Hypothesized moderators of response were degree of pain catastrophizing (measured with a scale), data regarding alpha and theta waves (measured via electroencephalography [EEG]), and baseline strength in mindfulness (measured with two scales).
Alpha and theta waves are termed “slow-wave” oscillations and represent a nonaroused, relaxed state of mind.3 The initial hypothesis was that participants with low levels of these waves would have a strong response to mindfulness interventions.
Scales and EEG data were collected pretreatment on the 69 eligible adult patients with CLBP; the entire group was then randomized to receive one of the three therapies over an eight-week period. Follow-up outcome measures included pain interference, physical function, and depression.
The Limit, Activate, and Enhance (LA+E) model is a theoretical construct used in this study to anticipate which patients would respond better to MM, MBCT, or CT in treatment of CLBP. For example, the theory postulates that pain catastrophizing is a key limiting factor for interventions utilizing cognitive restructuring. Thus, the model predicts that patients with higher baseline catastrophizing would benefit selectively from such interventions. In fact, this was not the case, and patients who responded best to MBCT were those with low baseline levels of catastrophizing.
The LA+E model also predicted that patients with low levels of specific brain waves (alpha and theta) would selectively respond to mindfulness-based interventions. Again, this was not the case; higher levels of theta activity were associated with more robust treatment outcomes with MBCT.
Interestingly, the results indicate in many cases that there was an association between patient characteristics and differential response to a specific intervention. However, the responses were often at odds with the initial hypothesis, leading Day et al to speculate that there is a deeper complexity to predicting response than initially perceived.
In all, Day et al noted that the application of this theoretically derived model needs significant modification, but deeper analysis reveals the model has promise in understanding which patient characteristics are best suited for treatment with a specific psychological intervention. Revision of the model, replication with larger sample sizes, and control for factors, such as patient preference and cognitive deficits, are required to advance our understanding of the potential benefits of using such an approach.

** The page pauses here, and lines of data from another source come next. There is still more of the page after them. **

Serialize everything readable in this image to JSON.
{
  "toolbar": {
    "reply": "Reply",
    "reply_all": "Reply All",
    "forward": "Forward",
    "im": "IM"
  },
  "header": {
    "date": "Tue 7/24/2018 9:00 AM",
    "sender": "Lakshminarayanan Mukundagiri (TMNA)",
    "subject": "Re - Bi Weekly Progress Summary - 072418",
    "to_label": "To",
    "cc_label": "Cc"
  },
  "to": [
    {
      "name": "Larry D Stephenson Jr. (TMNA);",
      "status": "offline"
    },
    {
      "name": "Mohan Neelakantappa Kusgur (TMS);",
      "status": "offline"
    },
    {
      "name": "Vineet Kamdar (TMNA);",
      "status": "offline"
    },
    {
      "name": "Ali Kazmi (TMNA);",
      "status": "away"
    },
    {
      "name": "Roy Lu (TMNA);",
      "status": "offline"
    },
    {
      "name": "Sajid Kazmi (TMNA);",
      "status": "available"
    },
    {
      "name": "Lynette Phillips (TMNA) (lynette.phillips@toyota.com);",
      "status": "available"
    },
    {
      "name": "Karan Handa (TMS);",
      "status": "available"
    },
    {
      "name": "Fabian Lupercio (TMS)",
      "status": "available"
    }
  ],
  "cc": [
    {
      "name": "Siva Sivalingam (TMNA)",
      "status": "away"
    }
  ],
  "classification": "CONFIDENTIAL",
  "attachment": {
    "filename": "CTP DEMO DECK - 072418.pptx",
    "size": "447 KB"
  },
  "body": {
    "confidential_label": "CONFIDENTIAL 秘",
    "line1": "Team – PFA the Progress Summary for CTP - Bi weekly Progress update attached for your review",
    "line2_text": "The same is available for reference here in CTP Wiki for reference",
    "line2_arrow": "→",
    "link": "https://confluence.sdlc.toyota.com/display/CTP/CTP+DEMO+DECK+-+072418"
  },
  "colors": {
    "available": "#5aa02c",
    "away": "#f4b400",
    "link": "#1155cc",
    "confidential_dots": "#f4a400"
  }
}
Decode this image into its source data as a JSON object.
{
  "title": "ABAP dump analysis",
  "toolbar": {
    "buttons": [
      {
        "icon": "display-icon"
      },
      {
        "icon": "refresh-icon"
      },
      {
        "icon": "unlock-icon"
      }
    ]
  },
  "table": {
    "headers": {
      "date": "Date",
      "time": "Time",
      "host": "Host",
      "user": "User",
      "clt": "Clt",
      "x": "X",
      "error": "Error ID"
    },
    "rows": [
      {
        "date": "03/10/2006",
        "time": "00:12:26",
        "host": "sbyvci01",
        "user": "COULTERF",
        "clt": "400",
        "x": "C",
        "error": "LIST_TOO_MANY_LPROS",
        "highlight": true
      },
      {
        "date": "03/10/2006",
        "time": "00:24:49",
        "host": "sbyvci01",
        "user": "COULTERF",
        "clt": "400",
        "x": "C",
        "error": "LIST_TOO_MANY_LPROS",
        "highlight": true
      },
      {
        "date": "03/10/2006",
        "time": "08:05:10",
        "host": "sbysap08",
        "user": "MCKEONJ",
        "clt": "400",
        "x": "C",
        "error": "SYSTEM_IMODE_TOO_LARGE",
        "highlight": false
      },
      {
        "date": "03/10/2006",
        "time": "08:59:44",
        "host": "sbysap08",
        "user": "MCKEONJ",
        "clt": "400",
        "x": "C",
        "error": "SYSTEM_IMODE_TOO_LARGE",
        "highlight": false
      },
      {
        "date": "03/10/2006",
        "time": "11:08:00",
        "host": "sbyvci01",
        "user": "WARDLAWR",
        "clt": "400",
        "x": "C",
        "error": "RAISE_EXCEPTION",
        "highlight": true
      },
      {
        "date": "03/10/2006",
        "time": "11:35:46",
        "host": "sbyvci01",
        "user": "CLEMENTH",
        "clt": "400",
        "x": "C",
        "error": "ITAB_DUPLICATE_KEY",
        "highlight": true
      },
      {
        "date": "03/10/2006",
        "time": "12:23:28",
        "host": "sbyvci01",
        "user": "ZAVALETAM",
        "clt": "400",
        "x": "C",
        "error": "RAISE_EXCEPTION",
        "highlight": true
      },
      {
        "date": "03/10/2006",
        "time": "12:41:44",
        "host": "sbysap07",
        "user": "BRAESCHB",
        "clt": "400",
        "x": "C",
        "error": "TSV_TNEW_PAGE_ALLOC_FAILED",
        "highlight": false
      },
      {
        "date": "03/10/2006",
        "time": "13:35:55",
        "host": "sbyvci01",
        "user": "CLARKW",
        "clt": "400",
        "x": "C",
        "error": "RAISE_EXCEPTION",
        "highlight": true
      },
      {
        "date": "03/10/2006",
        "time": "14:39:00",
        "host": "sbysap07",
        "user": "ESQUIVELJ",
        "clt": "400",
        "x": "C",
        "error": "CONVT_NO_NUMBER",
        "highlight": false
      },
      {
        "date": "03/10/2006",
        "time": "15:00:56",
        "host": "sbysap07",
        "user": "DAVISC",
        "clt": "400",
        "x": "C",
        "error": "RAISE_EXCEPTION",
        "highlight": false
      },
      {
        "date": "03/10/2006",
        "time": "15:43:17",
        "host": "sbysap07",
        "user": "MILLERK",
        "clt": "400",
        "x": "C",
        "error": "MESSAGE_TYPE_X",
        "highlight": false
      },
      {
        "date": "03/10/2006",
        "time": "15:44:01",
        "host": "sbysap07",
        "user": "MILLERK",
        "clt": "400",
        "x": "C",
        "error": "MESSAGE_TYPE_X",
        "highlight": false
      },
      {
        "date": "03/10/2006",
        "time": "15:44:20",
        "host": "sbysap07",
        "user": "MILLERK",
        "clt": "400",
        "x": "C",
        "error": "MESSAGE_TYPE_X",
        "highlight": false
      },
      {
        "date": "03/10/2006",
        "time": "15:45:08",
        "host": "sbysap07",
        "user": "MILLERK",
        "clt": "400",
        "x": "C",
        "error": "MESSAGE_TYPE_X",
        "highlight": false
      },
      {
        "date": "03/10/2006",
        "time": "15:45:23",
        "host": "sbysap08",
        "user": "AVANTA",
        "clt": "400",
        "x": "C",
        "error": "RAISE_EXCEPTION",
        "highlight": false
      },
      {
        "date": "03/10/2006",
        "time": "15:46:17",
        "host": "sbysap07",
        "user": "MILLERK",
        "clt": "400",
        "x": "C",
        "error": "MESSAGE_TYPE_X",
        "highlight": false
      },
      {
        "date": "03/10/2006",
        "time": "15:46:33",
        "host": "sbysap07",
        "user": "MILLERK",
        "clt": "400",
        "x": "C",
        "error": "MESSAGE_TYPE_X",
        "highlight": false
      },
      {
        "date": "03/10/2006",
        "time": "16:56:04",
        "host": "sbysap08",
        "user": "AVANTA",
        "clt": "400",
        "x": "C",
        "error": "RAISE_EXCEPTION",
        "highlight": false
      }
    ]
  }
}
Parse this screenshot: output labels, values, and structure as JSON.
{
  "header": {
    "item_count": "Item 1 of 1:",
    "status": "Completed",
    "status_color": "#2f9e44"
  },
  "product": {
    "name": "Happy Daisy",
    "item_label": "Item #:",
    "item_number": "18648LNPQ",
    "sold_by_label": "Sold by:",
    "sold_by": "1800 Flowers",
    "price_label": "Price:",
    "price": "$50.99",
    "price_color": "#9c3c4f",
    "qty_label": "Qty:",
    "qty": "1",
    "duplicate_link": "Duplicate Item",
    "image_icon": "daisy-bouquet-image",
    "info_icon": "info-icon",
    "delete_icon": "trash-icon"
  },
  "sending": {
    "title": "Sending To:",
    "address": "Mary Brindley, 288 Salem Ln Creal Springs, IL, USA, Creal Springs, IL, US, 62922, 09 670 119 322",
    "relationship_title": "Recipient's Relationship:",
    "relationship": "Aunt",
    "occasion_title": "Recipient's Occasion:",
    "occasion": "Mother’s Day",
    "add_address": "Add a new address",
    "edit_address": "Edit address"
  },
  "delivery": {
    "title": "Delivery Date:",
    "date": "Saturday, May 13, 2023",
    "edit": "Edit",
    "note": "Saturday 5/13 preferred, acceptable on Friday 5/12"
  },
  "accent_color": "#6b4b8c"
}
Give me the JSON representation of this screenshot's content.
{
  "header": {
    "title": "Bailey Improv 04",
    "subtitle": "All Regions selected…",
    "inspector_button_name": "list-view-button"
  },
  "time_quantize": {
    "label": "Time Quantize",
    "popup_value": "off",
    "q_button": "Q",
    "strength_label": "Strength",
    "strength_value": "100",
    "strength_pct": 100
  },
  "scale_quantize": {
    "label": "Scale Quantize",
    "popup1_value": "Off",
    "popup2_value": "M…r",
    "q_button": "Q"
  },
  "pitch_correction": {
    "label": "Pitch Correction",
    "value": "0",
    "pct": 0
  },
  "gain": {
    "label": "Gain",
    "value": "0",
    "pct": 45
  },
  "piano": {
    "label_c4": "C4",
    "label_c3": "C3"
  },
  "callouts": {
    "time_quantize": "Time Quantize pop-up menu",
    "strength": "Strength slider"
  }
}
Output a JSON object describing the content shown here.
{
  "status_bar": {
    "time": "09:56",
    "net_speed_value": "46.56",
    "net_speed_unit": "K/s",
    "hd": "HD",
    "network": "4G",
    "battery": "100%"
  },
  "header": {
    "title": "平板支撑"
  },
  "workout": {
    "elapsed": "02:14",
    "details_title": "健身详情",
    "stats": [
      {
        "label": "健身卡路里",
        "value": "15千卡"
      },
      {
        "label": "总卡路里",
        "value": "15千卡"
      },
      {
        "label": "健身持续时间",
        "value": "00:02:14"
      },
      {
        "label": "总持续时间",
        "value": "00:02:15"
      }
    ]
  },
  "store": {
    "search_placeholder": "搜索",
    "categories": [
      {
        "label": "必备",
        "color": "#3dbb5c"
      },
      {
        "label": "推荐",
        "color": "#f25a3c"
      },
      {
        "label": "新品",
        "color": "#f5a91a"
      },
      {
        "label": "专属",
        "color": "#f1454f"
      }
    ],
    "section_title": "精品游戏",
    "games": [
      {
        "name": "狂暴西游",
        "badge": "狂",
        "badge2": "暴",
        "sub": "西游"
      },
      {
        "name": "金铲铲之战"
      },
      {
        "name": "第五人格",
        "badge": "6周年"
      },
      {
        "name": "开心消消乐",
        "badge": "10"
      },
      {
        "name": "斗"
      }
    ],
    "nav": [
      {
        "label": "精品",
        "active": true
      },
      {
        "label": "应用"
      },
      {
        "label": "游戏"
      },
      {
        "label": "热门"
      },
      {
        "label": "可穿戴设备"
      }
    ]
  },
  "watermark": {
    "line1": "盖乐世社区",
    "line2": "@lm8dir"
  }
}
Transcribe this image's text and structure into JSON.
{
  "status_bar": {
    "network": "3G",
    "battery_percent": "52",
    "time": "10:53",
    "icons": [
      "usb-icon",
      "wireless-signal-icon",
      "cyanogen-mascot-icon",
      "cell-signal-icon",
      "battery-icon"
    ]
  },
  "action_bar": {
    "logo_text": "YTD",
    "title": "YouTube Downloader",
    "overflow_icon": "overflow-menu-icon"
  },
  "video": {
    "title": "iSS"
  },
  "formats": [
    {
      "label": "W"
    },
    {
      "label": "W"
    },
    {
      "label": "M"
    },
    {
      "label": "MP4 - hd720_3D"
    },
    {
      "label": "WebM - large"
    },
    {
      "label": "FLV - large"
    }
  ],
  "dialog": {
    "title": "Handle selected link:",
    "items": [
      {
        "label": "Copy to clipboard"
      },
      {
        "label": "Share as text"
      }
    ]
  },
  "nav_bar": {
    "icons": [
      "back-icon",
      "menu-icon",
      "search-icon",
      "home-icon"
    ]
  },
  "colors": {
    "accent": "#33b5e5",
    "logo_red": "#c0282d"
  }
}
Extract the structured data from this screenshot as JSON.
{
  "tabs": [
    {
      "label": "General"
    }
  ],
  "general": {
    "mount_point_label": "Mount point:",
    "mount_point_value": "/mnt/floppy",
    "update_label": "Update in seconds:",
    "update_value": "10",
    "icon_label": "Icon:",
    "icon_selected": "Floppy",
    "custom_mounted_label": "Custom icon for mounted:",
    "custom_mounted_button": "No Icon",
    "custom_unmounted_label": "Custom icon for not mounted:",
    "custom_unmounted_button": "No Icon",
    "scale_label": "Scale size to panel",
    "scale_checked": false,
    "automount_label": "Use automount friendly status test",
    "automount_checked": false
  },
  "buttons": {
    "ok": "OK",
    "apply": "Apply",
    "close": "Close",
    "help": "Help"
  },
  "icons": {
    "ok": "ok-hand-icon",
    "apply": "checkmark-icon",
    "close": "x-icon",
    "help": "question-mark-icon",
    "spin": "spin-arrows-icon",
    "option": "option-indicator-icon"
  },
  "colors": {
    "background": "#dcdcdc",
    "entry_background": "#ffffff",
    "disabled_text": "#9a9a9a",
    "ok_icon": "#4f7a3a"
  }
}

Day et al bring to the table a unique, but preliminary method of determining patient suitability for a specified psychological intervention in the treatment of CLBP. The hope is that further investigation in this arena will lead to a clear indication of patient characteristics that point to a response from a specific intervention. For now, the resounding message from this study is that psychological treatment in CLBP is not “one size fits all.” This study reminds providers that patients will often have a differential response to different psychological interventions to treat CLBP, and that there is a possibility of responding to a new method if the initial intervention is unsuccessful.
Financial Disclosure: Integrative Medicine Alert’s Executive Editor David Kiefer, MD; Peer Reviewer Suhani Bora, MD; Associate Editor Journey Roberts; Editor Jason Schneider; Relias Media Editorial Group Manager Leslie Coplin; and Accreditations Manager Amy M. Johnson, MSN, RN, CPN, report no financial relationships relevant to this field of study.